Within a program devoted to the optical identification of a complete sample of northern ROSAT all-sky survey (RASS) X-ray sources we identified a new cataclysmic variable. The identification project is a collaboration of the Max-Planck-Institut für extraterrestrische Physik, Garching, Germany, with the the Landessternwarte Heidelberg (LSW), Germany, and the Instituto Nacional de Astrofisica, Optica y Electronica (INAOE), Puebla, Tonantzintla, Mexico. A detailed description of the project is given by Zickgraf et al. (1997).
For the study areas the individual scan strips of the all-sky survey were merged to produce a final data base comprising about 1600 X-ray sources with a detection likelihood larger than 10 corresponding to X-ray detection limits of cts s-1 in area near the North Ecliptic Pole and cts s-1 in all other areas. Since October 1991 nearly 800 X-ray sources have been observed within the identification program. Here we report the identification and detailed follow-up observations of the ROSAT all-sky survey X-ray source RX J0719.2+6557 (= 1RXS J071913.4+655734), first results of which have been reported already earlier (Tovmassian et al. 1997).
Cataclysmic variables (CVs) are close binary systems, in which a compact white dwarf (WD) primary accretes matter from a Roche-lobe filling late-type main-sequence secondary component. Polars are a subclass of cataclysmic variables where the magnetic field of the white dwarf is strong enough to channel the accretion along the magnetic field lines, thus preventing the formation of an accretion disc and synchronizing the rotation of the white dwarf with the orbital period (Warner 1995). A hot spot (or accretion spot) which is formed as a result of a shock of accreting matter before hitting the white dwarf gives rise to hard X-ray radiation (often described with a bremsstrahlung model).

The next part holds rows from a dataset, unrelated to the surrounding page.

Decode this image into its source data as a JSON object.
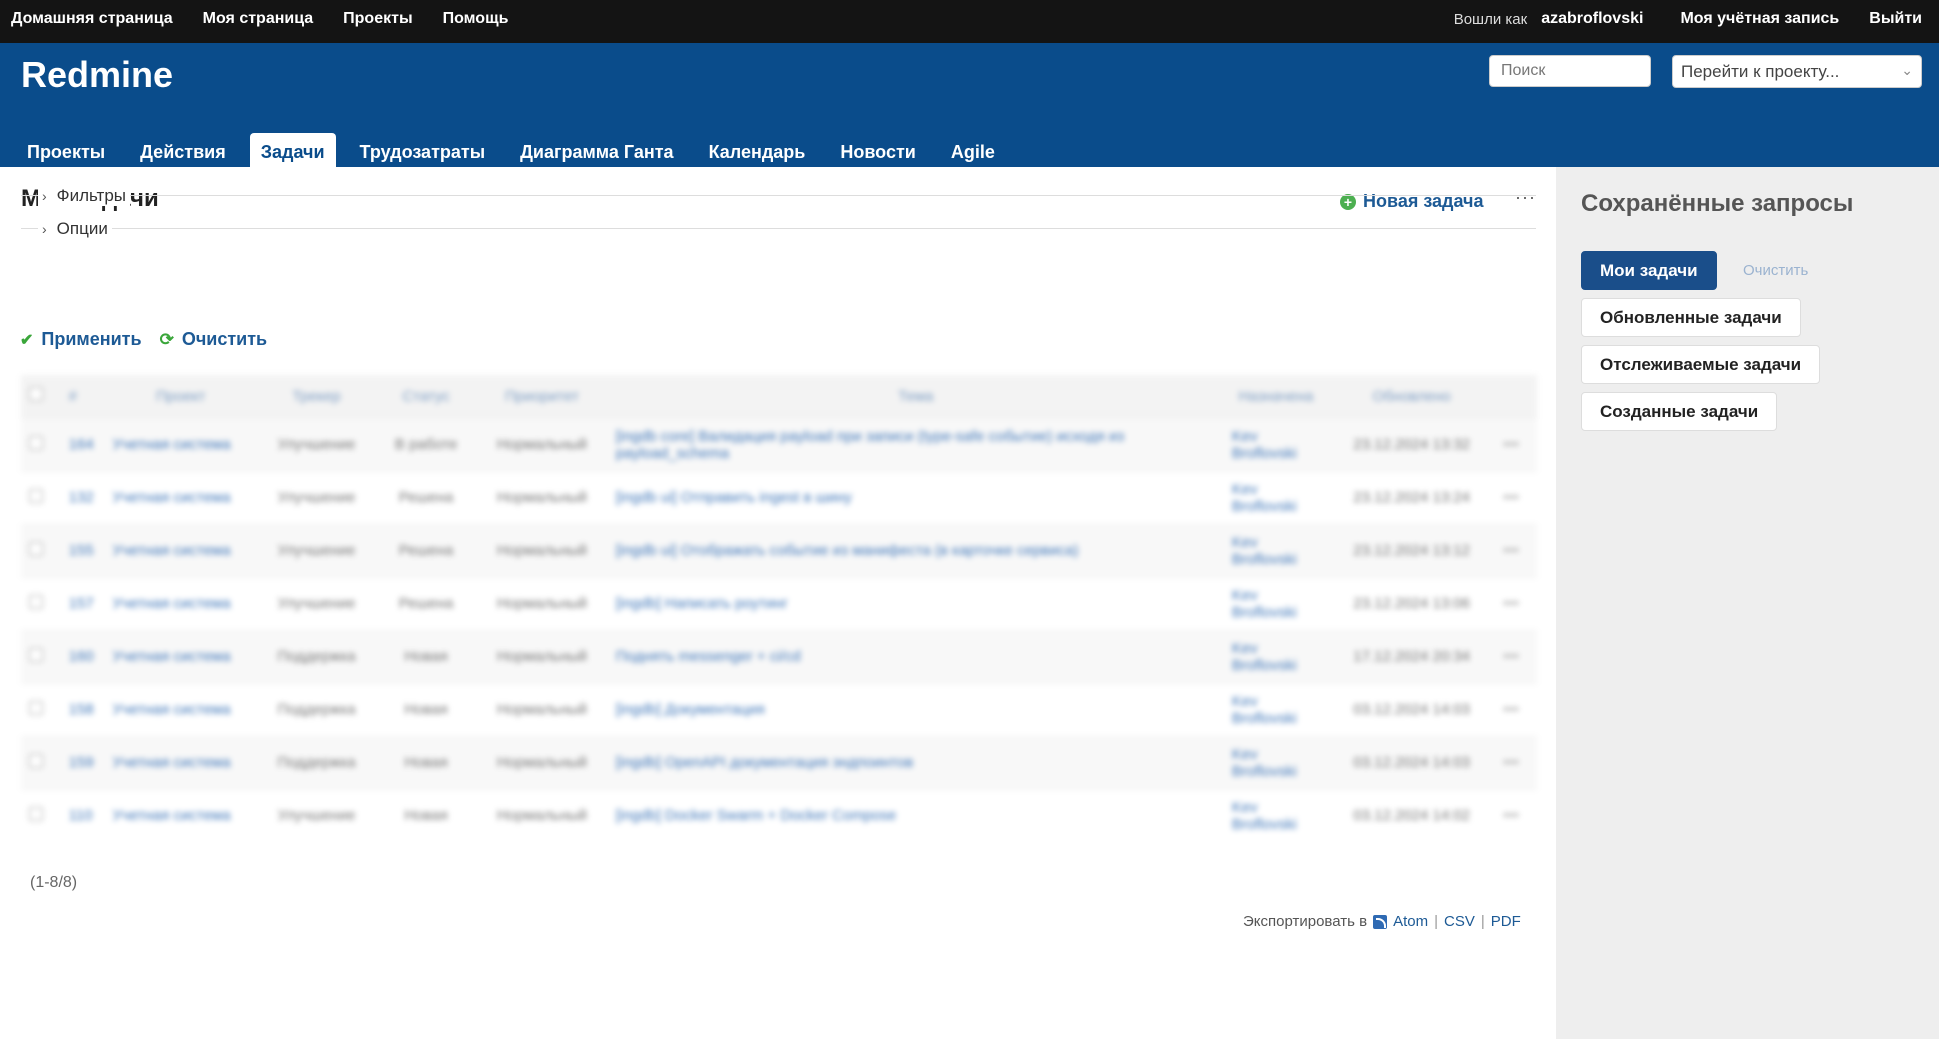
{
  "top_menu": {
    "left": [
      "Домашняя страница",
      "Моя страница",
      "Проекты",
      "Помощь"
    ],
    "logged_as": "Вошли как",
    "username": "azabroflovski",
    "account": "Моя учётная запись",
    "logout": "Выйти"
  },
  "header": {
    "title": "Redmine",
    "search_placeholder": "Поиск",
    "project_jump": "Перейти к проекту..."
  },
  "main_menu": {
    "tabs": [
      "Проекты",
      "Действия",
      "Задачи",
      "Трудозатраты",
      "Диаграмма Ганта",
      "Календарь",
      "Новости",
      "Agile"
    ],
    "selected": "Задачи"
  },
  "content": {
    "title": "Мои задачи",
    "new_issue": "Новая задача",
    "more": "···",
    "filters_label": "Фильтры",
    "options_label": "Опции",
    "apply": "Применить",
    "clear": "Очистить",
    "count": "(1-8/8)",
    "export_label": "Экспортировать в",
    "export_atom": "Atom",
    "export_csv": "CSV",
    "export_pdf": "PDF",
    "sep": "|"
  },
  "table": {
    "headers": [
      "#",
      "Проект",
      "Трекер",
      "Статус",
      "Приоритет",
      "Тема",
      "Назначена",
      "Обновлено"
    ],
    "rows": [
      [
        "164",
        "Учетная система",
        "Улучшение",
        "В работе",
        "Нормальный",
        "[ingdb core] Валидация payload при записи (type-safe событие) исходя из payload_schema",
        "Kev Broflovski",
        "23.12.2024 13:32"
      ],
      [
        "132",
        "Учетная система",
        "Улучшение",
        "Решена",
        "Нормальный",
        "[ingdb ui] Отправить ingest в шину",
        "Kev Broflovski",
        "23.12.2024 13:24"
      ],
      [
        "155",
        "Учетная система",
        "Улучшение",
        "Решена",
        "Нормальный",
        "[ingdb ui] Отображать событие из манифеста (в карточке сервиса)",
        "Kev Broflovski",
        "23.12.2024 13:12"
      ],
      [
        "157",
        "Учетная система",
        "Улучшение",
        "Решена",
        "Нормальный",
        "[ingdb] Написать роутинг",
        "Kev Broflovski",
        "23.12.2024 13:06"
      ],
      [
        "160",
        "Учетная система",
        "Поддержка",
        "Новая",
        "Нормальный",
        "Поднять messenger + ci/cd",
        "Kev Broflovski",
        "17.12.2024 20:34"
      ],
      [
        "158",
        "Учетная система",
        "Поддержка",
        "Новая",
        "Нормальный",
        "[ingdb] Документация",
        "Kev Broflovski",
        "03.12.2024 14:03"
      ],
      [
        "159",
        "Учетная система",
        "Поддержка",
        "Новая",
        "Нормальный",
        "[ingdb] OpenAPI документация эндпоинтов",
        "Kev Broflovski",
        "03.12.2024 14:03"
      ],
      [
        "110",
        "Учетная система",
        "Улучшение",
        "Новая",
        "Нормальный",
        "[ingdb] Docker Swarm + Docker Compose",
        "Kev Broflovski",
        "03.12.2024 14:02"
      ]
    ]
  },
  "sidebar": {
    "title": "Сохранённые запросы",
    "queries": [
      "Мои задачи",
      "Обновленные задачи",
      "Отслеживаемые задачи",
      "Созданные задачи"
    ],
    "selected": "Мои задачи",
    "clear": "Очистить"
  },
  "colors": {
    "header_bg": "#0a4c8b",
    "topbar_bg": "#141414",
    "link": "#1d5a95",
    "selected_query": "#1a4e8a",
    "sidebar_bg": "#eeeeee"
  }
}
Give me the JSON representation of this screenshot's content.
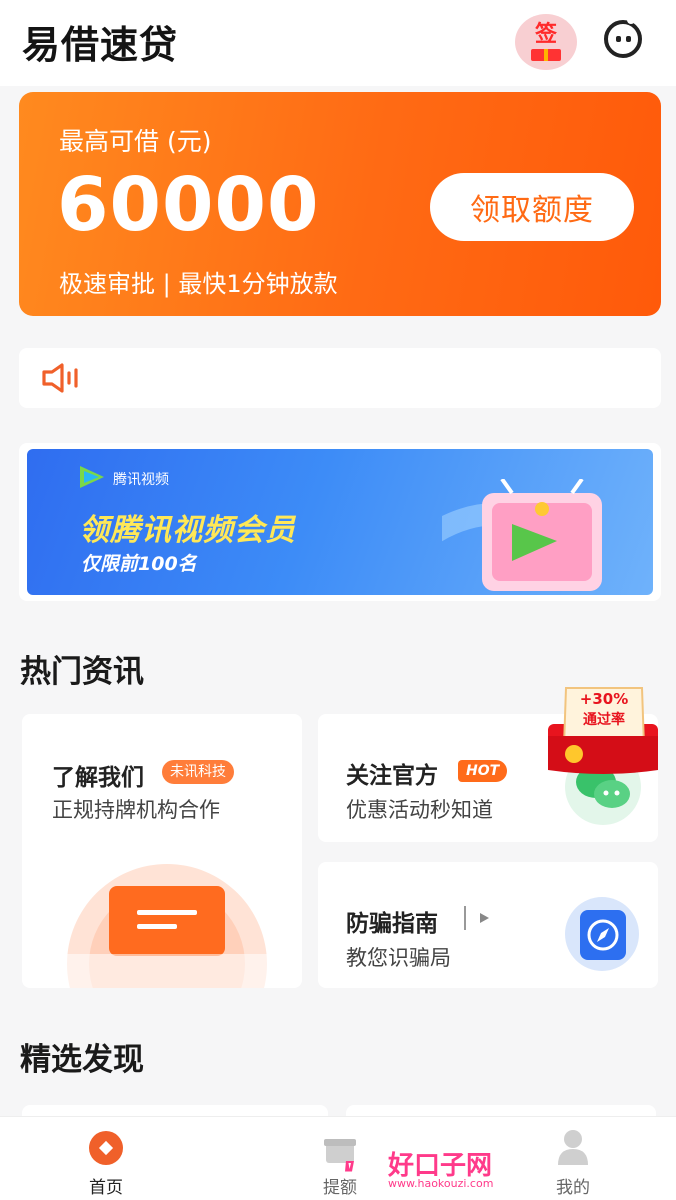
{
  "header": {
    "title": "易借速贷",
    "sign_label": "签"
  },
  "credit": {
    "label": "最高可借 (元)",
    "amount": "60000",
    "desc": "极速审批 | 最快1分钟放款",
    "button": "领取额度"
  },
  "banner": {
    "brand": "腾讯视频",
    "title": "领腾讯视频会员",
    "subtitle": "仅限前100名"
  },
  "news": {
    "section_title": "热门资讯",
    "about": {
      "title": "了解我们",
      "tag": "未讯科技",
      "subtitle": "正规持牌机构合作"
    },
    "official": {
      "title": "关注官方",
      "hot": "HOT",
      "subtitle": "优惠活动秒知道"
    },
    "promo": {
      "rate": "+30%",
      "label": "通过率"
    },
    "fraud": {
      "title": "防骗指南",
      "subtitle": "教您识骗局"
    }
  },
  "discover": {
    "section_title": "精选发现"
  },
  "tabbar": {
    "items": [
      {
        "label": "首页"
      },
      {
        "label": "提额"
      },
      {
        "label": "我的"
      }
    ]
  },
  "watermark": {
    "text": "好口子网",
    "url": "www.haokouzi.com"
  },
  "colors": {
    "accent": "#ff6a14",
    "banner_blue": "#3d8cf7"
  }
}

© European Southern Observatory (ESO) 1997
Online publication: March 26, 1998